* WORK TO COMPLETE *
Only a number is expected: how many lines in these records mention the word "data"?

Segment Open

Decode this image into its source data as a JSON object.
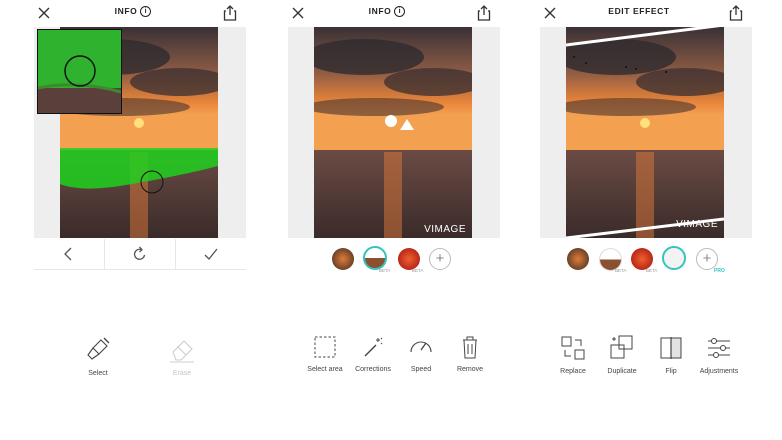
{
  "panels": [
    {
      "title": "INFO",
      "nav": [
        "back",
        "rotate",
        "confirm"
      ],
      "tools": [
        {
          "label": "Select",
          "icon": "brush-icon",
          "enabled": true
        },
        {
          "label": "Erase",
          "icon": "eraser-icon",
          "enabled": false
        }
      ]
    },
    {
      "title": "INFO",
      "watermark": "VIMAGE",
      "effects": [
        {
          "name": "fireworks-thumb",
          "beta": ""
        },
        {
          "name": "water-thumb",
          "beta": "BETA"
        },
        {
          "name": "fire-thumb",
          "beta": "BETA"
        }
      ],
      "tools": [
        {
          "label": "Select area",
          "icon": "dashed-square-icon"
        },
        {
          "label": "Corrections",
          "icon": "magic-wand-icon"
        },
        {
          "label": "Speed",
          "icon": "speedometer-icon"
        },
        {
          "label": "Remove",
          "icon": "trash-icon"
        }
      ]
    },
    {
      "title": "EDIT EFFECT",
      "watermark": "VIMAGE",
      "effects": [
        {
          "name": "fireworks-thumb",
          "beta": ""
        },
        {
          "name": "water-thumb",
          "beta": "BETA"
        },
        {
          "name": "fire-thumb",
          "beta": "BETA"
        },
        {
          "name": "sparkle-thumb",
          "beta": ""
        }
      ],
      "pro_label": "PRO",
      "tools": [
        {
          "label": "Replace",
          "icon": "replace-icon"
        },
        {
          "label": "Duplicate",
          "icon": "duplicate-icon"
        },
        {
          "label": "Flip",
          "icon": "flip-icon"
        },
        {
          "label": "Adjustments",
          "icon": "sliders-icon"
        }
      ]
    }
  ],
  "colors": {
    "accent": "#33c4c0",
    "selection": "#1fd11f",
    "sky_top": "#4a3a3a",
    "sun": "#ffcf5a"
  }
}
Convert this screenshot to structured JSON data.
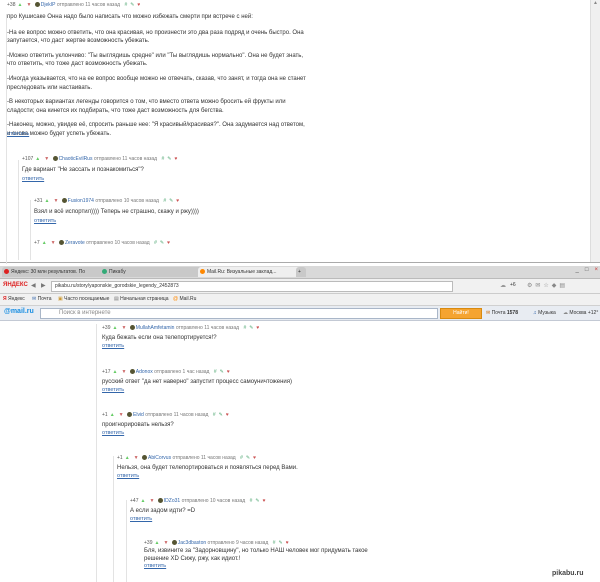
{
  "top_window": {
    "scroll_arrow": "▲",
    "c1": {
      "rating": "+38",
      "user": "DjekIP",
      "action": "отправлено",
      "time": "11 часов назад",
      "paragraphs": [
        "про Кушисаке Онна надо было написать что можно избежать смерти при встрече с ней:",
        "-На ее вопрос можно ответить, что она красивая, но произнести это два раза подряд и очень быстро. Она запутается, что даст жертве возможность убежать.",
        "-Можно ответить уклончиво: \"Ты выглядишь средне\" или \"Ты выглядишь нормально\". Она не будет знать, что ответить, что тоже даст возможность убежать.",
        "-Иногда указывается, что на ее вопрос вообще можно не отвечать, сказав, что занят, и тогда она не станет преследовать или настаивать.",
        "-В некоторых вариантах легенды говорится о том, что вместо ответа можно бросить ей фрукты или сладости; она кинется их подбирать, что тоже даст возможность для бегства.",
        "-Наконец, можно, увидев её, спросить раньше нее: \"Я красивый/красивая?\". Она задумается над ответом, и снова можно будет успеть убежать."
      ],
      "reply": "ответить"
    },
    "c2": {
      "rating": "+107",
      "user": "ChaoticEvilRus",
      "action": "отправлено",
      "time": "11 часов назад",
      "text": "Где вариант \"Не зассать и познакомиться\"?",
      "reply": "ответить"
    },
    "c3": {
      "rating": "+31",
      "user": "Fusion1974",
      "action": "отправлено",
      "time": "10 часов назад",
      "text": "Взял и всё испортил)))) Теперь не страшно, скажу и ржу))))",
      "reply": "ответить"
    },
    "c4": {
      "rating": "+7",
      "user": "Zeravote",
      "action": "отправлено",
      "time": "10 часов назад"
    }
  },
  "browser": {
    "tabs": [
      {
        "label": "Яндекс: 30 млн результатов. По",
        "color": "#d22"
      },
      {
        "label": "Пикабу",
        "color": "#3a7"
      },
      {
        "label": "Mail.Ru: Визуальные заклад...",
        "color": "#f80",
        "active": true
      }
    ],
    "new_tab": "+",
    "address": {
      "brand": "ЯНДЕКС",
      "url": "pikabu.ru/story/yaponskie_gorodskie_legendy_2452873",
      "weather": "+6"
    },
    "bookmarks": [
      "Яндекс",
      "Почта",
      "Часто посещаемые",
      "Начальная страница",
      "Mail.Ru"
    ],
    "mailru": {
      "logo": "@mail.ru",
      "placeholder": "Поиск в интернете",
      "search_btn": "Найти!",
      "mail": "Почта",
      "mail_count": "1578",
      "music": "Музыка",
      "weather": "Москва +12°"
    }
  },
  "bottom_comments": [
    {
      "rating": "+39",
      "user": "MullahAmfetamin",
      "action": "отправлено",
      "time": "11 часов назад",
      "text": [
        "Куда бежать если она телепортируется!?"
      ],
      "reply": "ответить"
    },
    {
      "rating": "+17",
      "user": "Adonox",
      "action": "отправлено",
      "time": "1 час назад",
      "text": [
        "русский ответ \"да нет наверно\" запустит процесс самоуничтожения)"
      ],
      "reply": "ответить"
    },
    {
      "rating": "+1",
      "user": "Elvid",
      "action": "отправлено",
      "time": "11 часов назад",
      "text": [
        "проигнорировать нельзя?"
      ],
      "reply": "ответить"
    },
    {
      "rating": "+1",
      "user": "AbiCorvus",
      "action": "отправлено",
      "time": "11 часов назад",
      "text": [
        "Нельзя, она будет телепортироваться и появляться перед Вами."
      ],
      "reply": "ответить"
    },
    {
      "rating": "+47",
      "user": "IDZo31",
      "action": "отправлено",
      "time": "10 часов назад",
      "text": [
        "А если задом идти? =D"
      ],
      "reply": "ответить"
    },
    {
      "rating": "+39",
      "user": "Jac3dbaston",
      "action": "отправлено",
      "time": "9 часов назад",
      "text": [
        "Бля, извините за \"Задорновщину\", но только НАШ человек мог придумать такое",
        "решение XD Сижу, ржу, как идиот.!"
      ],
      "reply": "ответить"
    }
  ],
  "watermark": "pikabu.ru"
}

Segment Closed
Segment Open

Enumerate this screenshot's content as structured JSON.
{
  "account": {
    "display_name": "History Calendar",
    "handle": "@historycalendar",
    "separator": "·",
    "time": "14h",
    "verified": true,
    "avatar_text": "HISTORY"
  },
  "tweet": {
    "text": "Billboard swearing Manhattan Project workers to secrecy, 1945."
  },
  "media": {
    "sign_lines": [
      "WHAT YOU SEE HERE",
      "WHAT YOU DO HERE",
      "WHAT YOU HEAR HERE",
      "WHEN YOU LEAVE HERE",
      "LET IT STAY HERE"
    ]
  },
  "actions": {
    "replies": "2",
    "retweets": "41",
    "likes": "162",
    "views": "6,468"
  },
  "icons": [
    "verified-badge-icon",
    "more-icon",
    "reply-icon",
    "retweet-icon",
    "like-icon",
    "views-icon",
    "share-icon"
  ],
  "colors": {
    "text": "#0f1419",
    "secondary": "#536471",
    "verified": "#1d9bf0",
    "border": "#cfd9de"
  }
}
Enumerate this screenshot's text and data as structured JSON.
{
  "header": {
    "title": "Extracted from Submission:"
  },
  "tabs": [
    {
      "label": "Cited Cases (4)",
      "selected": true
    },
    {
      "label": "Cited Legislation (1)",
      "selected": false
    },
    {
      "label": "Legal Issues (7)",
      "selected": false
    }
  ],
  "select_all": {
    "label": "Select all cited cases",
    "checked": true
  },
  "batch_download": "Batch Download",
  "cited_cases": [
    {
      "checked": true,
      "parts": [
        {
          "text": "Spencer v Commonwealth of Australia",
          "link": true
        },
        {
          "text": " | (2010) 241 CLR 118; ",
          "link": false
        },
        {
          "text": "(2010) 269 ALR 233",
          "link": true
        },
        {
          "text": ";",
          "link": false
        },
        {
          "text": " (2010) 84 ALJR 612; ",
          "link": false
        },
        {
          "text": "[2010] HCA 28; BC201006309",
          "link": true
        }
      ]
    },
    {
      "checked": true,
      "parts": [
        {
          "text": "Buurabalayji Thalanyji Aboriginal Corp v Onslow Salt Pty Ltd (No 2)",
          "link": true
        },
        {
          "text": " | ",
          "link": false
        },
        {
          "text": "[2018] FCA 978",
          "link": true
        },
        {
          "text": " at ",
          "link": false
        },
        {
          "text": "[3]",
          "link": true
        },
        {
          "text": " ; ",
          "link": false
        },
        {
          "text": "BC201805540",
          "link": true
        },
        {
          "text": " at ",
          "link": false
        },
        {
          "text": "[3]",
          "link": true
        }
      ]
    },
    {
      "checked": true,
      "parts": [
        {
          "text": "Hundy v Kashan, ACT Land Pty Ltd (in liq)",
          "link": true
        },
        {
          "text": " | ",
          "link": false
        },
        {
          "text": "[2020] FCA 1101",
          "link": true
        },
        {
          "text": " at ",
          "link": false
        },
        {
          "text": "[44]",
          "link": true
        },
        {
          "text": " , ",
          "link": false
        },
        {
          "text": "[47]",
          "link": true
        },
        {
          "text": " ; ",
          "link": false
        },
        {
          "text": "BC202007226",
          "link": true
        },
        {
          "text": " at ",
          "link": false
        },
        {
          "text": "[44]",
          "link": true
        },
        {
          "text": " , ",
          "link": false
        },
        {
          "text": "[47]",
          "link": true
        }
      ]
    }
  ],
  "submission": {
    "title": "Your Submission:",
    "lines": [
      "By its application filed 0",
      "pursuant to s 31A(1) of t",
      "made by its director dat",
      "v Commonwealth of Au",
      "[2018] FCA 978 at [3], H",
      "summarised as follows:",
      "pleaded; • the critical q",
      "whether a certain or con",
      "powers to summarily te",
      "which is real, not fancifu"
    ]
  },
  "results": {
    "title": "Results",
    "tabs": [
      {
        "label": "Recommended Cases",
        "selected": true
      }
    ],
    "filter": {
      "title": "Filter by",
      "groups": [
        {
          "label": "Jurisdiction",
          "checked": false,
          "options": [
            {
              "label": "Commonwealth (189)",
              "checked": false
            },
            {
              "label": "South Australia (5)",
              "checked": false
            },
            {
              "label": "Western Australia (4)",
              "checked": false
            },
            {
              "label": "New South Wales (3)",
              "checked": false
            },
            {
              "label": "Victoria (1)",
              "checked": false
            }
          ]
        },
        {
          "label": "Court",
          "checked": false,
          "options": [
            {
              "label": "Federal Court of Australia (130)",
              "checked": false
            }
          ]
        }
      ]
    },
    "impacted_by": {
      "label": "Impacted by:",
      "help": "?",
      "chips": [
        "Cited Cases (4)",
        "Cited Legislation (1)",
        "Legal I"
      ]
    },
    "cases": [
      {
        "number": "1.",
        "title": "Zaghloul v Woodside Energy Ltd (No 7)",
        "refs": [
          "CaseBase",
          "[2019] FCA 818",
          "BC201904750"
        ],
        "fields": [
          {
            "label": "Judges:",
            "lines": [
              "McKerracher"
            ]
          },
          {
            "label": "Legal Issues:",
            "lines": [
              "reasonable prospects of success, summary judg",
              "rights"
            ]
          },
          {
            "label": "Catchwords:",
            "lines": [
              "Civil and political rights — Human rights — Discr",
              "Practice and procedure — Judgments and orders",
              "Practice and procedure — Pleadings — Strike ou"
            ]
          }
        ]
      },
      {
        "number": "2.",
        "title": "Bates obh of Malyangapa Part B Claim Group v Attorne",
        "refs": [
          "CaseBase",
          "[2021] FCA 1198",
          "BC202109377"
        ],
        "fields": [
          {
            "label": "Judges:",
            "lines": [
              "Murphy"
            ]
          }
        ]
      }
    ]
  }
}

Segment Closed
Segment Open

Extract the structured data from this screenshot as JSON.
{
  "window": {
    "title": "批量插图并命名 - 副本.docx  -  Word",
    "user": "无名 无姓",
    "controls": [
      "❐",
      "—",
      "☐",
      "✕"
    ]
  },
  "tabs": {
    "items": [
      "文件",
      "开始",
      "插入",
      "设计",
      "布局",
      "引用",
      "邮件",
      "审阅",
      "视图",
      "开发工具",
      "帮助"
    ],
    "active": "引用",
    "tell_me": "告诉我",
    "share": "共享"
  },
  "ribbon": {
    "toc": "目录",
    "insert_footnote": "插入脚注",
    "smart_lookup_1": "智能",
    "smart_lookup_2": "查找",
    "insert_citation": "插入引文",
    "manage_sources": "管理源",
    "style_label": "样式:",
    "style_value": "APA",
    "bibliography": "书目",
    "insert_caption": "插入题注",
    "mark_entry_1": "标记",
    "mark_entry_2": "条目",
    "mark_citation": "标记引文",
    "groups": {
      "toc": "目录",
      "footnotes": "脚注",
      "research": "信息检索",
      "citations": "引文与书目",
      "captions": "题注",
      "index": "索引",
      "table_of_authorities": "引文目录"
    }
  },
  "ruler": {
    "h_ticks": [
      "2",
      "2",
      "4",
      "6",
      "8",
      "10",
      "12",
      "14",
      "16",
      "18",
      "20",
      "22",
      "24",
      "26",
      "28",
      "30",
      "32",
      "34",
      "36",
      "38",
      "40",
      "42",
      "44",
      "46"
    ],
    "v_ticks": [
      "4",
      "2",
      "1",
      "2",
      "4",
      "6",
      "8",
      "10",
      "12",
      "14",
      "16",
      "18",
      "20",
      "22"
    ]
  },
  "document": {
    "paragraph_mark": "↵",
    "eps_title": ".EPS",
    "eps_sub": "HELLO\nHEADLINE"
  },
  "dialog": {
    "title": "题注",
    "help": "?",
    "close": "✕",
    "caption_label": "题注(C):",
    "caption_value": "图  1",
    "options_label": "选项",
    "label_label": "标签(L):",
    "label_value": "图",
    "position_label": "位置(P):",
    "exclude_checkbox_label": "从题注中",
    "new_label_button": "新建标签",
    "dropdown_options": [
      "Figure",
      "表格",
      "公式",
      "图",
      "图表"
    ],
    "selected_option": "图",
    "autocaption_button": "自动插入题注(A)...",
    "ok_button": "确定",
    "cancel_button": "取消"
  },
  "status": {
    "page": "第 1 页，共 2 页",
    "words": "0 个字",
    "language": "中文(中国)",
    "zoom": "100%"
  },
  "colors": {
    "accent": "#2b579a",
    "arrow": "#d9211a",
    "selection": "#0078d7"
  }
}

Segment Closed

* ANSWER TO THIS PROBLEM *
4